Spikes in market volatility have traditionally provided a good buying opportunity for US stocks, Credit Suisse (CS) says.
That may come as welcome relief to investors following after the jitters on global markets last week, when a sharp spike in the Cboe VIX Volatility Index (VIX) got plenty of attention.
Specifically, there were concerns that investment strategies based on shorting the VIX would have to be unwound, which could exacerbate losses.
But according to CS, a little bit of volatility is actually a good thing.
“History shows that investing following spikes in volatility tends to lead to above average returns for the S&P 500 in subsequent months,” the analysts said.
In the wake of Monday night’s stock selloff, the VIX rose from historic lows of around 10 to briefly eclipse a reading of 50, before closing the week at 29.06.
And Credit Suisse says that when the VIX rises above 20, stocks typically book in gains of around 6% over the following three months:
The VIX measures the degree of market moves in US stocks — either up or down — and is often used as the basis for trading strategies among professional investors.
As US stocks enjoyed steady growth throughout the course of 2017, the VIX consistently traded at or near all-time lows.

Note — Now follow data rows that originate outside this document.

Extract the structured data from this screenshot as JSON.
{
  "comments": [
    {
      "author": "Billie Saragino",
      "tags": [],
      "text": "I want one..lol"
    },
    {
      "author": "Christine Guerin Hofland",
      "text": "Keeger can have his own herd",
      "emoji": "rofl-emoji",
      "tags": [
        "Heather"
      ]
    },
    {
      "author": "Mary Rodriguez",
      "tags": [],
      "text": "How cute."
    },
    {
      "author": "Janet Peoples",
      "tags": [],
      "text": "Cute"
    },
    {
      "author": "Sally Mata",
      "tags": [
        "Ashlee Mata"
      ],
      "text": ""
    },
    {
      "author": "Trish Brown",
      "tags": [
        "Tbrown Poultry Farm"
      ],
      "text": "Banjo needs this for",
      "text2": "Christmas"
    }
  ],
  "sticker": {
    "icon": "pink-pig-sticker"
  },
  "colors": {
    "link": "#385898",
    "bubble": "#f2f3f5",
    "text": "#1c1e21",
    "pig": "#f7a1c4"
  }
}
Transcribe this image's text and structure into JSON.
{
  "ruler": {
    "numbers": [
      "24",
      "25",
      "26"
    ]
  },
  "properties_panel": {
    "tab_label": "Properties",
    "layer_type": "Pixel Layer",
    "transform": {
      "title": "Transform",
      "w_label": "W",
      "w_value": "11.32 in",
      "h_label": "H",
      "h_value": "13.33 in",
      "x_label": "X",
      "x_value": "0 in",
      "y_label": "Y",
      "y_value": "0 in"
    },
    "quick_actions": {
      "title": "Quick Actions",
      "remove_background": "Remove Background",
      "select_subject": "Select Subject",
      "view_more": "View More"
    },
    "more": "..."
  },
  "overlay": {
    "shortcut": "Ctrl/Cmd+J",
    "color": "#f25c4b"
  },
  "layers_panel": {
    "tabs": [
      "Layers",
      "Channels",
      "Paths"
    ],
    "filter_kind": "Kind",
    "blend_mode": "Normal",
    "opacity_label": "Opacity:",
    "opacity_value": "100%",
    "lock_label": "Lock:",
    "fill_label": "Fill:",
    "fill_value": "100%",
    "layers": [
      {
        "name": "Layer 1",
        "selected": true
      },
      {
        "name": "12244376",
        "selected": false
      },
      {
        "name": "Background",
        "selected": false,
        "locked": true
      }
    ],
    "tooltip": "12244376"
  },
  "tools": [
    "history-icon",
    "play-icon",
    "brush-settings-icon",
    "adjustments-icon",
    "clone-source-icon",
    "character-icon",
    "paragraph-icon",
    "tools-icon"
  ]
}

In that environment, basing trades on shorting the VIX index provided an easy way to make money.
But some investors got caught out last week when two investment vehicles linked to shorting the VIX imploded on Tuesday, losing almost $US3 billion in value.
And while the CS analysts highlighted a buying opportunity in the table above, the bank has also shown a fondness for shorting the VIX.
One of the two short-VIX investments was an Exchange Traded Note (ETN) run by Credit Suisse called the VelocityShares Daily Inverse VIX Short-Term ETN, or XIV for short.
In the wake of last week’s crash, CS subsequently announced that it plans to wind up the XIV by February 20.